* [Assigned task]:
Give back each line of the data exactly.

*** Data for processing ***

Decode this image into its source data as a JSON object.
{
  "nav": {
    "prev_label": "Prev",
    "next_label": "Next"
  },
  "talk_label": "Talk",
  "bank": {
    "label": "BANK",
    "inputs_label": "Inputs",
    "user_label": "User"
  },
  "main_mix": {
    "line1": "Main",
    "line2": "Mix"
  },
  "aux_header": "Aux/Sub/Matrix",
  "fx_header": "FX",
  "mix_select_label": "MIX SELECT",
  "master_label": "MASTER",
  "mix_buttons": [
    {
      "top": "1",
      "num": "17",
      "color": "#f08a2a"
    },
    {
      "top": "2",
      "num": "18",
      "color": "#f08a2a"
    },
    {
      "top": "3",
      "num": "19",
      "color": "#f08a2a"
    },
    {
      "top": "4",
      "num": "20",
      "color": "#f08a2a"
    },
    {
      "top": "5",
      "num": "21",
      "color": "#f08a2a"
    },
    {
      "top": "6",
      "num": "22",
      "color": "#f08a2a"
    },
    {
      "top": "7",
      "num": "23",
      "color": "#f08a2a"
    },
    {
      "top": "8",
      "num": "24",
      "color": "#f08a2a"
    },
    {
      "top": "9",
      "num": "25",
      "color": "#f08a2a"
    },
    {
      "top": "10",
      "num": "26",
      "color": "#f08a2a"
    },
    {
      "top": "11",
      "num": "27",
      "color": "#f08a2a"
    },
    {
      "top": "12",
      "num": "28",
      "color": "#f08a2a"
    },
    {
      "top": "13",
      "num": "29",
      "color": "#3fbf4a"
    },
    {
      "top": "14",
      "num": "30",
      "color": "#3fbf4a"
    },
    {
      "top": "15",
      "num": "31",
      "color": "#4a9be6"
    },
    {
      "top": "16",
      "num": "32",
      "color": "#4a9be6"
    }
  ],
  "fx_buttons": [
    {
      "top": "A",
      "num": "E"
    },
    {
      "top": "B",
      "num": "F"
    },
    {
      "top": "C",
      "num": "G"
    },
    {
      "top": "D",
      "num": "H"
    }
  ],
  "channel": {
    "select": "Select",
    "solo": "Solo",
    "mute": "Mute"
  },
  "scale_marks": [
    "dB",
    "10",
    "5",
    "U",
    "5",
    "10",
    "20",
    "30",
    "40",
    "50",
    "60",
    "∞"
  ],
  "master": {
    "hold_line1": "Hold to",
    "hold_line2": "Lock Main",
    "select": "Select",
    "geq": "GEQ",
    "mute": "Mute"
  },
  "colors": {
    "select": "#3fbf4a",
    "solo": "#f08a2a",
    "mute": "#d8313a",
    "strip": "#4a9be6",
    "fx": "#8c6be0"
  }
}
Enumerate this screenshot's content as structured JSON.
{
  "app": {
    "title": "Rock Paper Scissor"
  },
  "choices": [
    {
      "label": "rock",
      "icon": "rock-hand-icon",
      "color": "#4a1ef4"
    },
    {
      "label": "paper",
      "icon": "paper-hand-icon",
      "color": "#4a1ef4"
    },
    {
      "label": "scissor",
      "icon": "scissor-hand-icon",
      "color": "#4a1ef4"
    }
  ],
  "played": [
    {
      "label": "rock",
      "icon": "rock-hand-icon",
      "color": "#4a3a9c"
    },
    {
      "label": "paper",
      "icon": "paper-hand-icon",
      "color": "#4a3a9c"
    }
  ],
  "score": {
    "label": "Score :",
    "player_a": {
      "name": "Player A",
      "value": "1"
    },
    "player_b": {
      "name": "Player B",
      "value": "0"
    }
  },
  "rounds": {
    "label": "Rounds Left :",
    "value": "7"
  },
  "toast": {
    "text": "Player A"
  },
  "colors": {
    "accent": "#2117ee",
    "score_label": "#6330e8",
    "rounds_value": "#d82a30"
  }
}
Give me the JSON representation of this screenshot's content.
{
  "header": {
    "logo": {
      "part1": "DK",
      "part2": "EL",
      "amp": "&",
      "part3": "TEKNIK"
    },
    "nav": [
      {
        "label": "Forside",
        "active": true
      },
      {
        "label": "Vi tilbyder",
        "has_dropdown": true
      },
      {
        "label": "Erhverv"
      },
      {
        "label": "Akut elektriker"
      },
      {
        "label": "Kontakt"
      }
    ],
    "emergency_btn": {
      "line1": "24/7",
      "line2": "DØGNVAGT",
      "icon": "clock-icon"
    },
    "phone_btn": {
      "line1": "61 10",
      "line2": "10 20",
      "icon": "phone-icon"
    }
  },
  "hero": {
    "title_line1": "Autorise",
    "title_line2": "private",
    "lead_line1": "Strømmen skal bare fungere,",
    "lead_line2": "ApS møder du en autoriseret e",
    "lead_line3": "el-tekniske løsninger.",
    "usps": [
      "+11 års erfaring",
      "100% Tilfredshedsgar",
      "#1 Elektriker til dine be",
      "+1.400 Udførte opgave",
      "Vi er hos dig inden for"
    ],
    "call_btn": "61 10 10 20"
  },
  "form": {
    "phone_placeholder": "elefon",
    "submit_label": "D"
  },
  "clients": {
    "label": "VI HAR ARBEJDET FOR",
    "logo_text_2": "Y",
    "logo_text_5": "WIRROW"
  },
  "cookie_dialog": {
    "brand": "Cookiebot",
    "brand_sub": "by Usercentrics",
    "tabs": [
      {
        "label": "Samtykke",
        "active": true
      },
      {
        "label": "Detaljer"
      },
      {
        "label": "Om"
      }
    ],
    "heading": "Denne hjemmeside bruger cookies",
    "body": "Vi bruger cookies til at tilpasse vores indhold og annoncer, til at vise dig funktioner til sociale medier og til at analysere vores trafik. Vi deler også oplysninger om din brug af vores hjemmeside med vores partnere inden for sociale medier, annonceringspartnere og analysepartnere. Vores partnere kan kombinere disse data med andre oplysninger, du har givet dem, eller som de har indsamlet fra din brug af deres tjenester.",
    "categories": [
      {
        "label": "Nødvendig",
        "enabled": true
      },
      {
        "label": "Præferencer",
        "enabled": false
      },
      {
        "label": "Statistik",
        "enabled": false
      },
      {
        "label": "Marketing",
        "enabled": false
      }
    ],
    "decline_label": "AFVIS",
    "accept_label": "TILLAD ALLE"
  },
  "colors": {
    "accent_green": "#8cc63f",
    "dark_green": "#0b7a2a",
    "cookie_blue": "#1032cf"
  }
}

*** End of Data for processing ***

* [Completed exercise]:
Decode this image into its source data as a JSON object.
{
  "nav": {
    "prev_label": "Prev",
    "next_label": "Next"
  },
  "talk_label": "Talk",
  "bank": {
    "label": "BANK",
    "inputs_label": "Inputs",
    "user_label": "User"
  },
  "main_mix": {
    "line1": "Main",
    "line2": "Mix"
  },
  "aux_header": "Aux/Sub/Matrix",
  "fx_header": "FX",
  "mix_select_label": "MIX SELECT",
  "master_label": "MASTER",
  "mix_buttons": [
    {
      "top": "1",
      "num": "17",
      "color": "#f08a2a"
    },
    {
      "top": "2",
      "num": "18",
      "color": "#f08a2a"
    },
    {
      "top": "3",
      "num": "19",
      "color": "#f08a2a"
    },
    {
      "top": "4",
      "num": "20",
      "color": "#f08a2a"
    },
    {
      "top": "5",
      "num": "21",
      "color": "#f08a2a"
    },
    {
      "top": "6",
      "num": "22",
      "color": "#f08a2a"
    },
    {
      "top": "7",
      "num": "23",
      "color": "#f08a2a"
    },
    {
      "top": "8",
      "num": "24",
      "color": "#f08a2a"
    },
    {
      "top": "9",
      "num": "25",
      "color": "#f08a2a"
    },
    {
      "top": "10",
      "num": "26",
      "color": "#f08a2a"
    },
    {
      "top": "11",
      "num": "27",
      "color": "#f08a2a"
    },
    {
      "top": "12",
      "num": "28",
      "color": "#f08a2a"
    },
    {
      "top": "13",
      "num": "29",
      "color": "#3fbf4a"
    },
    {
      "top": "14",
      "num": "30",
      "color": "#3fbf4a"
    },
    {
      "top": "15",
      "num": "31",
      "color": "#4a9be6"
    },
    {
      "top": "16",
      "num": "32",
      "color": "#4a9be6"
    }
  ],
  "fx_buttons": [
    {
      "top": "A",
      "num": "E"
    },
    {
      "top": "B",
      "num": "F"
    },
    {
      "top": "C",
      "num": "G"
    },
    {
      "top": "D",
      "num": "H"
    }
  ],
  "channel": {
    "select": "Select",
    "solo": "Solo",
    "mute": "Mute"
  },
  "scale_marks": [
    "dB",
    "10",
    "5",
    "U",
    "5",
    "10",
    "20",
    "30",
    "40",
    "50",
    "60",
    "∞"
  ],
  "master": {
    "hold_line1": "Hold to",
    "hold_line2": "Lock Main",
    "select": "Select",
    "geq": "GEQ",
    "mute": "Mute"
  },
  "colors": {
    "select": "#3fbf4a",
    "solo": "#f08a2a",
    "mute": "#d8313a",
    "strip": "#4a9be6",
    "fx": "#8c6be0"
  }
}
Enumerate this screenshot's content as structured JSON.
{
  "app": {
    "title": "Rock Paper Scissor"
  },
  "choices": [
    {
      "label": "rock",
      "icon": "rock-hand-icon",
      "color": "#4a1ef4"
    },
    {
      "label": "paper",
      "icon": "paper-hand-icon",
      "color": "#4a1ef4"
    },
    {
      "label": "scissor",
      "icon": "scissor-hand-icon",
      "color": "#4a1ef4"
    }
  ],
  "played": [
    {
      "label": "rock",
      "icon": "rock-hand-icon",
      "color": "#4a3a9c"
    },
    {
      "label": "paper",
      "icon": "paper-hand-icon",
      "color": "#4a3a9c"
    }
  ],
  "score": {
    "label": "Score :",
    "player_a": {
      "name": "Player A",
      "value": "1"
    },
    "player_b": {
      "name": "Player B",
      "value": "0"
    }
  },
  "rounds": {
    "label": "Rounds Left :",
    "value": "7"
  },
  "toast": {
    "text": "Player A"
  },
  "colors": {
    "accent": "#2117ee",
    "score_label": "#6330e8",
    "rounds_value": "#d82a30"
  }
}
Give me the JSON representation of this screenshot's content.
{
  "header": {
    "logo": {
      "part1": "DK",
      "part2": "EL",
      "amp": "&",
      "part3": "TEKNIK"
    },
    "nav": [
      {
        "label": "Forside",
        "active": true
      },
      {
        "label": "Vi tilbyder",
        "has_dropdown": true
      },
      {
        "label": "Erhverv"
      },
      {
        "label": "Akut elektriker"
      },
      {
        "label": "Kontakt"
      }
    ],
    "emergency_btn": {
      "line1": "24/7",
      "line2": "DØGNVAGT",
      "icon": "clock-icon"
    },
    "phone_btn": {
      "line1": "61 10",
      "line2": "10 20",
      "icon": "phone-icon"
    }
  },
  "hero": {
    "title_line1": "Autorise",
    "title_line2": "private",
    "lead_line1": "Strømmen skal bare fungere,",
    "lead_line2": "ApS møder du en autoriseret e",
    "lead_line3": "el-tekniske løsninger.",
    "usps": [
      "+11 års erfaring",
      "100% Tilfredshedsgar",
      "#1 Elektriker til dine be",
      "+1.400 Udførte opgave",
      "Vi er hos dig inden for"
    ],
    "call_btn": "61 10 10 20"
  },
  "form": {
    "phone_placeholder": "elefon",
    "submit_label": "D"
  },
  "clients": {
    "label": "VI HAR ARBEJDET FOR",
    "logo_text_2": "Y",
    "logo_text_5": "WIRROW"
  },
  "cookie_dialog": {
    "brand": "Cookiebot",
    "brand_sub": "by Usercentrics",
    "tabs": [
      {
        "label": "Samtykke",
        "active": true
      },
      {
        "label": "Detaljer"
      },
      {
        "label": "Om"
      }
    ],
    "heading": "Denne hjemmeside bruger cookies",
    "body": "Vi bruger cookies til at tilpasse vores indhold og annoncer, til at vise dig funktioner til sociale medier og til at analysere vores trafik. Vi deler også oplysninger om din brug af vores hjemmeside med vores partnere inden for sociale medier, annonceringspartnere og analysepartnere. Vores partnere kan kombinere disse data med andre oplysninger, du har givet dem, eller som de har indsamlet fra din brug af deres tjenester.",
    "categories": [
      {
        "label": "Nødvendig",
        "enabled": true
      },
      {
        "label": "Præferencer",
        "enabled": false
      },
      {
        "label": "Statistik",
        "enabled": false
      },
      {
        "label": "Marketing",
        "enabled": false
      }
    ],
    "decline_label": "AFVIS",
    "accept_label": "TILLAD ALLE"
  },
  "colors": {
    "accent_green": "#8cc63f",
    "dark_green": "#0b7a2a",
    "cookie_blue": "#1032cf"
  }
}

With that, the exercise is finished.